The global financial crisis is playing out like a slow-moving, highly predicable stage play. In the current scene, Western governments are caught between the demands of entitled welfare beneficiaries and the anxiety of bondholders who fear they will be stuck with the bill. As the crisis reaches an apex, prime ministers and presidents are forced into a Sophie's choice between social unrest and bankruptcy. But with the "Club Med" economies set to fall like dominoes, the US Treasury market is not yet acting the role we would have anticipated.
Our argument has always been that the US benefits from its reserve-currency status, allowing it to accumulate unsustainable debts for an unusually long period without the immediate repercussions of inflation or higher borrowing costs. But this false sense of security may be setting us up for a truly monumental crash.
There is fresh evidence that time is running out for the dollar-centric global monetary order. In fact, central banks outside the US are already making swift and discrete preparation for a post-dollar era.
To begin, the People's Bank of China has just this week decided to permit a wider trading range between the yuan and the dollar. This is the first step toward ending the infernal yuan-dollar peg. While the impetus behind this abrupt change remains a mystery, I have a sneaking suspicion that, as my colleague Neeraj Chaudhary explained in his commentary last week, the nationwide labor strikes were a prime motivator.

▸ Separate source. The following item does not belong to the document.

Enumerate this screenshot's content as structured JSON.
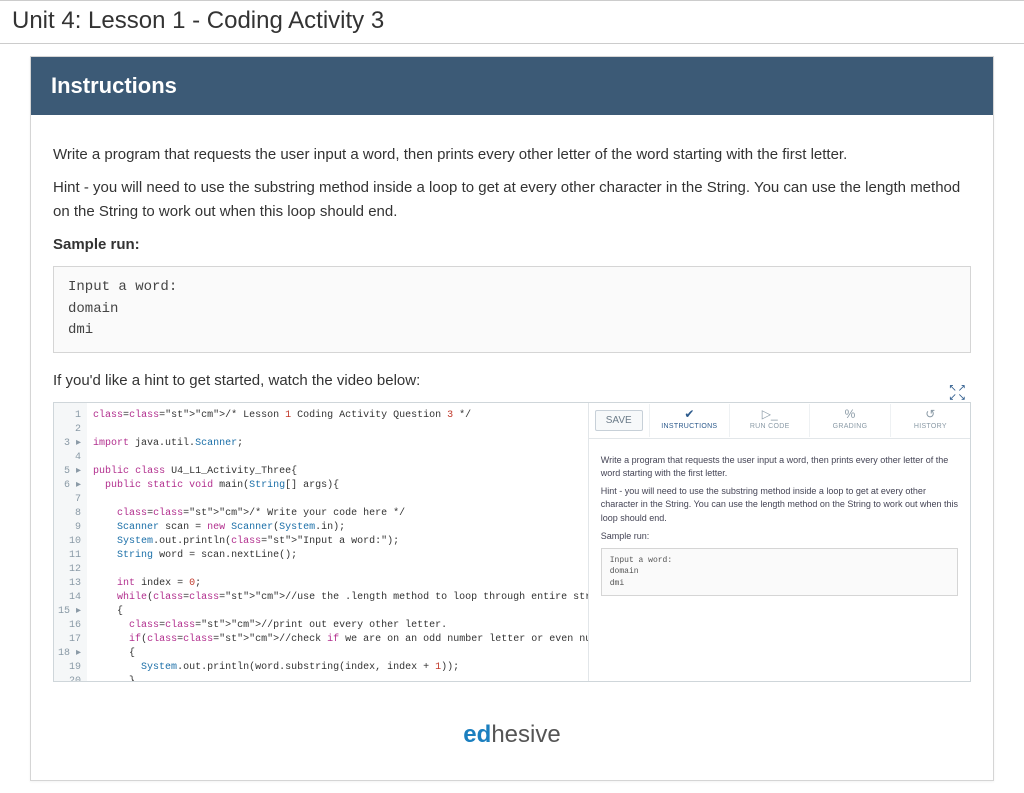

In response to the 2008 credit crunch, the Fed printed so many dollars that the People's Bank of China was forced to drive Chinese inflation into double digits to maintain the peg. The pain has fallen on China's workers, who have seen their wages stagnate while prices for everything from milk to apartments have skyrocketed. This week's move indicates that, regardless of its own policy motives, the Communist Party can no longer afford to keep pace with the dollar's devaluation. The result will be a shift in wealth from America to China, which may trigger a long-anticipated run on the dollar, while creating investment opportunities in China.